The spells included are varied and cover the topics of love/money/protection/healing and the author also includes a spell to hex, to bind and to break a spell. Some of the spells the practitioner would need a strong stomach for, as the author forewarn the reader. However the author contradicts her own ethics, on p6 the author writes "try to bring harm to no one in the practice of your magic..." and on p36 she writes about the law of rebound "what goes around comes around" and on p39 the law of cause and effect "For every action there is a reaction... ",,, energies that you unwittingly set loose during inept magical practices can have widespread effects upon the world, nature, specific locations, groups of people, individuals of the universe in general" "You're messing with other people's bodies, space, homes, energies, dreams and realities. Consider carefully all the possible outcomes and repercussions from any magical endeavor." And yet on p128 she has a spell for dividing lovers with a verse "This couple the spirits shall divide with malice." Malice is harmful intent so already she is contradicting the laws of witchcraft. The law of rebound would also suggest that if you attempt to separate lovers, then you may find your own relationships breaking down.
p140 has a "do my bidding spell" again this is harmful, and taking away someone else's will. p157 the "To spite your face spell" the author writes " you will take their photo and, with the focused emotions you feel at this person and their actions, you will mark it, slash it, spit on it, stomp on it" etc and yet on p7 she writes "This rule, more or less is telling you not to act rashly, or in anger but to think things through and try to view the circumstances and objectives on an level plane" The spell mentioned to spite your face suggests you let out all aggression during the spell - a very harmful and unwise thing to do.
p162 is a hex, one of the verses states, " That you will know sadness and sorrow and continuous misery" once again contradictory to the witches laws and ethics she has stated.
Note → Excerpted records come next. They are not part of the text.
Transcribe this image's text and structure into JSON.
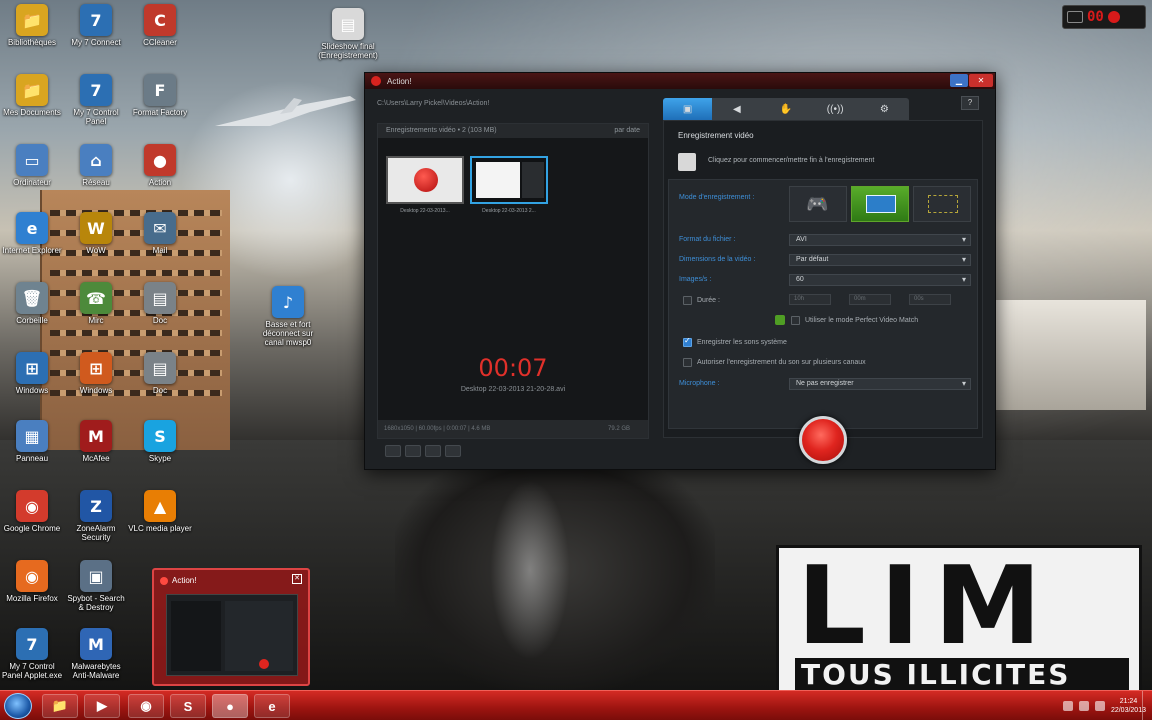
{
  "desktop": {
    "icons": [
      {
        "label": "Bibliothèques",
        "glyph": "📁",
        "color": "#d9a520"
      },
      {
        "label": "My 7 Connect",
        "glyph": "7",
        "color": "#2c6fb3"
      },
      {
        "label": "CCleaner",
        "glyph": "C",
        "color": "#c0392b"
      },
      {
        "label": "Mes Documents",
        "glyph": "📁",
        "color": "#d9a520"
      },
      {
        "label": "My 7 Control Panel",
        "glyph": "7",
        "color": "#2c6fb3"
      },
      {
        "label": "Format Factory",
        "glyph": "F",
        "color": "#6b7b87"
      },
      {
        "label": "Ordinateur",
        "glyph": "▭",
        "color": "#4a7fc0"
      },
      {
        "label": "Réseau",
        "glyph": "⌂",
        "color": "#4a7fc0"
      },
      {
        "label": "Action",
        "glyph": "●",
        "color": "#c0392b"
      },
      {
        "label": "Internet Explorer",
        "glyph": "e",
        "color": "#2f80d1"
      },
      {
        "label": "WoW",
        "glyph": "W",
        "color": "#b8860b"
      },
      {
        "label": "Mail",
        "glyph": "✉",
        "color": "#486c8c"
      },
      {
        "label": "Corbeille",
        "glyph": "🗑",
        "color": "#6f8390"
      },
      {
        "label": "Mirc",
        "glyph": "☎",
        "color": "#4d8a3b"
      },
      {
        "label": "Doc",
        "glyph": "▤",
        "color": "#7a8288"
      },
      {
        "label": "Windows",
        "glyph": "⊞",
        "color": "#2c6fb3"
      },
      {
        "label": "Windows",
        "glyph": "⊞",
        "color": "#d05a1e"
      },
      {
        "label": "Doc",
        "glyph": "▤",
        "color": "#7a8288"
      },
      {
        "label": "Panneau",
        "glyph": "▦",
        "color": "#4a7fc0"
      },
      {
        "label": "McAfee",
        "glyph": "M",
        "color": "#a01c1c"
      },
      {
        "label": "Skype",
        "glyph": "S",
        "color": "#19a3e0"
      },
      {
        "label": "Google Chrome",
        "glyph": "◉",
        "color": "#d33b2c"
      },
      {
        "label": "ZoneAlarm Security",
        "glyph": "Z",
        "color": "#2156a5"
      },
      {
        "label": "VLC media player",
        "glyph": "▲",
        "color": "#e87e04"
      },
      {
        "label": "Mozilla Firefox",
        "glyph": "◉",
        "color": "#e66a1f"
      },
      {
        "label": "Spybot - Search & Destroy",
        "glyph": "▣",
        "color": "#5b7086"
      },
      {
        "label": "My 7 Control Panel Applet.exe",
        "glyph": "7",
        "color": "#2c6fb3"
      },
      {
        "label": "Malwarebytes Anti-Malware",
        "glyph": "M",
        "color": "#2f66b5"
      },
      {
        "label": "Slideshow final (Enregistrement)",
        "glyph": "▤",
        "color": "#d9d9d9"
      },
      {
        "label": "Basse et fort déconnect sur canal mwsp0",
        "glyph": "♪",
        "color": "#2f80d1"
      }
    ]
  },
  "recorder_widget": {
    "digits": "00"
  },
  "app": {
    "title": "Action!",
    "path": "C:\\Users\\Larry Pickel\\Videos\\Action!",
    "list_header": "Enregistrements vidéo • 2 (103 MB)",
    "sort_label": "par date",
    "thumbs": [
      {
        "label": "Desktop 22-03-2013..."
      },
      {
        "label": "Desktop 22-03-2013 2..."
      }
    ],
    "timer": "00:07",
    "timer_file": "Desktop 22-03-2013 21-20-28.avi",
    "footer_info": "1680x1050 | 60.00fps | 0:00:07 | 4.6 MB",
    "footer_size": "79.2 GB",
    "tabs": [
      {
        "label": "▣"
      },
      {
        "label": "◀"
      },
      {
        "label": "✋"
      },
      {
        "label": "((•))"
      },
      {
        "label": "⚙"
      }
    ],
    "help": "?",
    "section_title": "Enregistrement vidéo",
    "hint": "Cliquez pour commencer/mettre fin à l'enregistrement",
    "settings": {
      "mode_label": "Mode d'enregistrement :",
      "format_label": "Format du fichier :",
      "format_value": "AVI",
      "size_label": "Dimensions de la vidéo :",
      "size_value": "Par défaut",
      "fps_label": "Images/s :",
      "fps_value": "60",
      "duration_label": "Durée :",
      "duration_values": [
        "10h",
        "00m",
        "00s"
      ],
      "perfect_label": "Utiliser le mode Perfect Video Match",
      "sound_label": "Enregistrer les sons système",
      "multi_label": "Autoriser l'enregistrement du son sur plusieurs canaux",
      "mic_label": "Microphone :",
      "mic_value": "Ne pas enregistrer"
    }
  },
  "preview": {
    "title": "Action!",
    "close": "✕"
  },
  "logo": {
    "main": "LIM",
    "sub": "TOUS ILLICITES"
  },
  "taskbar": {
    "buttons": [
      {
        "glyph": "📁"
      },
      {
        "glyph": "▶"
      },
      {
        "glyph": "◉"
      },
      {
        "glyph": "S"
      },
      {
        "glyph": "●"
      },
      {
        "glyph": "e"
      }
    ],
    "time": "21:24",
    "date": "22/03/2013"
  },
  "colors": {
    "accent": "#d42b24",
    "timer": "#e0302a",
    "tab_active": "#2f8ad6"
  }
}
The law of rebound will only bring sadness, and sorrow and continuous misery upon the person who casts this.
Overall I didn't fully enjoy this book, there were parts of it I thought were well written but the book seems to give the overall impression that it's ok to hex as long as you do it at the right time for the right reasons and you won't get any karmic backlash from it, and the author contradicts her ethics with the spells she has listed in the book, this would make it confusing to a person newly coming into witchcraft.
This book was interesting from the vantage point of how other witches may practice their craft, as witchcraft is extremely varied but I would not recommend this to a new beginner, or someone who was not already well versed in witchcraft.